J: The Hawke Government in 1983 set a goal for how many jobs it would like to see created over its first term. I suppose I'm wondering whether you would like to once you have considered this report, and ... the appropriate responses to it also set a similar jobs target?

PM: We put half a million up in the 'One Nation' package.

J: It hasn't moved on since then as this report shows ...

PM: That and we have also in terms of the discussions we had with the ACTU we talked about reaching the target of 500,000 jobs I think from memory, over three years beyond which, that is, we had to reach there before we had a chance in the wages policy in that document. Now at

the time there was some misgivings on the part of some commentators about the prospects of getting there. I think the Treasury is now talking about 180,000 jobs for this year which means that 500,000 does look attainable as indeed it was in the '83-4 rebound where we

had 500,000 in the first Parliament. In the first Parliament, three years, we got the 720,000 from memory or 740,000 it might have been.

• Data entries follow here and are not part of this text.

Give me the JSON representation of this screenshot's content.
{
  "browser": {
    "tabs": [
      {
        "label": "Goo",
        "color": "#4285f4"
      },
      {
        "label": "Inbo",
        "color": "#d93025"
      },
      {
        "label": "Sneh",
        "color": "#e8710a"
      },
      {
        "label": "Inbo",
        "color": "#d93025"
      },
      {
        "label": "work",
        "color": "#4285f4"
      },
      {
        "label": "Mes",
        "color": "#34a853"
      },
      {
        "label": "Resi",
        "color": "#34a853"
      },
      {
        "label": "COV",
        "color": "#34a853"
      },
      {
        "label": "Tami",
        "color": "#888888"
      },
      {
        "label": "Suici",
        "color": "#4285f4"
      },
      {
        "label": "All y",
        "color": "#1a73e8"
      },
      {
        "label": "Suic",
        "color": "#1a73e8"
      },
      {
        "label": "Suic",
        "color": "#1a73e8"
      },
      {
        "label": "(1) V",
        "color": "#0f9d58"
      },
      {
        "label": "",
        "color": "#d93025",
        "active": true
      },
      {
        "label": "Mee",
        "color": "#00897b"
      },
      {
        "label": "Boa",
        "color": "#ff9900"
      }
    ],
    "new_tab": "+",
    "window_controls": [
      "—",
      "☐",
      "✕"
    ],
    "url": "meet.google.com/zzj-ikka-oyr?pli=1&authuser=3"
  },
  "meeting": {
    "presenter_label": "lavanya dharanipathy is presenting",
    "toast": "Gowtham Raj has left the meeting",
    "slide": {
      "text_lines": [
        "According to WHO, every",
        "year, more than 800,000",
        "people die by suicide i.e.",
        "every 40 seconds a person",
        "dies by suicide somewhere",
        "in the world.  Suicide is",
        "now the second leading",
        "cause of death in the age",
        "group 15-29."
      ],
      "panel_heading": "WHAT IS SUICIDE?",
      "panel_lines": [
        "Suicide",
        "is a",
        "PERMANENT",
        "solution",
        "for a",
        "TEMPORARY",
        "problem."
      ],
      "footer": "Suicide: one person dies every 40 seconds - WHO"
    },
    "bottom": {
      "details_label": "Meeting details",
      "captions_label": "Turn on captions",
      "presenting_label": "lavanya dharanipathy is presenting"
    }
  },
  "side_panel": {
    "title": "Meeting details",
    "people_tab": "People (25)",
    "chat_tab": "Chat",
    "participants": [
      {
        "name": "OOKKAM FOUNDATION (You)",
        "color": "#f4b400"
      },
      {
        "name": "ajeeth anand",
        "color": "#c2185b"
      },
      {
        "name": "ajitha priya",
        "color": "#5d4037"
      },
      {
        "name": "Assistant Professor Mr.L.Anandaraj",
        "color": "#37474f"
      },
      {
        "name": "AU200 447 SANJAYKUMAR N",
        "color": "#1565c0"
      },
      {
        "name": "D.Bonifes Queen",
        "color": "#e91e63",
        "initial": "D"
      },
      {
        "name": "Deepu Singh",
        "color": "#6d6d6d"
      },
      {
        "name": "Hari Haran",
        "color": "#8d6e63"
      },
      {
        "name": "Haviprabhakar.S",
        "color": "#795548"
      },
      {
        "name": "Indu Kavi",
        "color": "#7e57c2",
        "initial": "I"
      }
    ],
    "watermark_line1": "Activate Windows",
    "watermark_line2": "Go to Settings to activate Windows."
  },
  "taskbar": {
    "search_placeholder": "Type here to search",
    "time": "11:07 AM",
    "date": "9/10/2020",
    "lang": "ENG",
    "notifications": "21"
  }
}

J: What about the long-term unemployed though?

PM: What about them though?

J: Giving that you are identifying them as a particular group that needs to be targeted. These figures in the report talk about trying to get the number down from 290,000 to 90,000. Would you be prepared to embrace that sort of goal policy?

PM: If we embrace the thrust of the report, if in the analysis, discussion, public discussion, white paper discussion the Government picks up the central thrust of this report, hopefully the central thrust of the conclusions will also be available to us, but there is never a great profit

in Governments setting targets for themselves because people like you never stop reminding us when we don't meet them.


J: Prime Minister, on that score what do you make of the Committee's observation that after four years and the expenditure of something like $1.4-1.5 billion a year, the best you could do in terms of permanent, ongoing jobs for the long-term unemployed is about 50,000. Isn't that a bit disappointing?

PM: No, not at all. I think there Jim (Middleton) you have missed the point of the plot. This is not a job creation thing. It is a labour market efficiency flexibility thing, it is principally a social thing. It is a social thing and it is a labour market flexibility thing, it is a jobs ready thing.

Now, if in the payment of subsidies like Jobstart and the rest you end up with some additionality in the labour market, in other words jobs that might not have otherwise been there, which is where your 50,000 is, good. But they are a by-product. They are not the central proposal. The central proposal is not job creation, it is about being job ready and to get the efficiencies of the labour market up.

J: But job ready with no jobs.

PM: No, but the aggregate jobs will be there, it is a matter of getting the long-term unemployed people to take some of them.

KB: I think the point that has to be made here is - if you are not job ready, in other words, if the labour market is effectively churning and it is only growth in the end which brings down those total numbers, if the labour market is not churning you are getting enormous health problems coming on stream, enormous social problems coming on stream, enormous additional expenditures that you might not necessarily have needed to make otherwise for people on unemployment benefits

because the level is too high and terrible social dislocation. It is a hell of a lot better to be out of work for six months than forever and in terms of all the social impacts on you and that is essentially what the committee here is arguing.

J: Are you as agnostic and open minded about a jobs levy as the Prime Minister?

KB: I'm always agnostic about things that I'm going to discuss with my Cabinet colleagues as far as public presentation is concerned. There are a lot of propositions presented here by the Committee. I think the surprised tone I get from some of the people I've had a chance to talk to is that the jobs levy is not such a huge focus of this report when it is

actually taken on balance, it simply happens to be one funding mechanism which we will bat about and some of us are more or less agnostic on this, but there are at this stage no atheists or Christians.